IT IS of NOTE that AGUSAN was the First PURELY FILIPINO BUILT TORPEDO BOAT patterned after the British boats. She was built at Engineer Island in Navotas under the supervision of Civil Engineer/Naval Architect BERNARDO P ABRERA of Coron, Palawan. (A more thorough background on Architect Abrera is being prepared by this author).
Q-114 " Danday" after the wife of Capt Jurado was the former MV Carmen which was salvaged and refloated by the OSP through the assistance of the MV Carmen's Marine Engineer Vicente Ty Dela Cruz. She was later burned to escape Japanese capture in Lamao, Bataan. " Danday" was the special operations craft of the OSP as she always handles agents and landing spies behind enemy lines.
Q-115 " BALER" was the former Presidential Launch which was taken over by the OSP in December 1941...She was captured by the Japanese Off Cabra Island with the whole crew & passengers totaling about 23 Filipinos and American Tank Crewmen.
The curtain would not be drawn with the defeat of the Q-Boats as the Island Fortress of Corregidor would shine until 6 May 1942 as the Japanese completed their conquest of the Philippines.
Though the saga of Q-111 ended off Batangas Waters and to many lost in history as she was already scuttled unknown to many she was re-floated and refurbished by the Imperial Japanese Navy and re-commissioned into service on 12 April 1943 as Patrol Boat 114, but was again sunk by US Naval aircraft during their return to the Philippines in 1944/1945.
Q-111 has a distinction of serving three Navies- The British Royal Navy as prior to delivery she was tested by British Crews, The Filipino Navy and the Imperial Japanese Navy.
Another notable ship re-floated by the Imperial Japanese Navy was the Philippine Revolutionary Navy Flagship 800 ton steamer FILIPINAS in 1942 which was utilized as a Patrol Craft.
1. The Philippine Navy 1898-1998 by COMMODORE REGINO " DODDS " P GIAGONIA AFP (RESERVE) Headquarters Philippine Navy.

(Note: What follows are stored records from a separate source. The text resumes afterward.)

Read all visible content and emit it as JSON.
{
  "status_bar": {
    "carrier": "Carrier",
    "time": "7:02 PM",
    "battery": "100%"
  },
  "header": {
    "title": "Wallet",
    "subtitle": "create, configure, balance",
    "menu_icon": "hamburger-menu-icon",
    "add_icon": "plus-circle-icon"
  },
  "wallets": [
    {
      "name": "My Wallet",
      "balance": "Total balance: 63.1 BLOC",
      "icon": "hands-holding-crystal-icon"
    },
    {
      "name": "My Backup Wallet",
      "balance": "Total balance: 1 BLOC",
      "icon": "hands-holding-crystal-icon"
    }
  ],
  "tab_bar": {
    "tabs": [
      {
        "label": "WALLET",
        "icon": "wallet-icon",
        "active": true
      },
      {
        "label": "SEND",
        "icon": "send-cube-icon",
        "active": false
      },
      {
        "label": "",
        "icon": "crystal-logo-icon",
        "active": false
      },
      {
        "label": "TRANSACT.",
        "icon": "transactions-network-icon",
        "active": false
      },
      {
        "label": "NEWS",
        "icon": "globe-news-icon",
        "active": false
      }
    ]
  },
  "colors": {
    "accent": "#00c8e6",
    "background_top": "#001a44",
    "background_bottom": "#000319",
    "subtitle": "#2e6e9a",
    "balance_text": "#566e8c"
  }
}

2. Warships of the Imperial Japanese Navy 1869-1945 by Hansgeorg Jentchura, Dieter Jung and Peter Mickel, Translated by Antony Preston
3. World Navies of World War Two (In Russian)
4. E-mail and correspondence with Russian Tugboat Captain Ivan Gogin January 2017
World Wide Web
Philippine Navy History Books.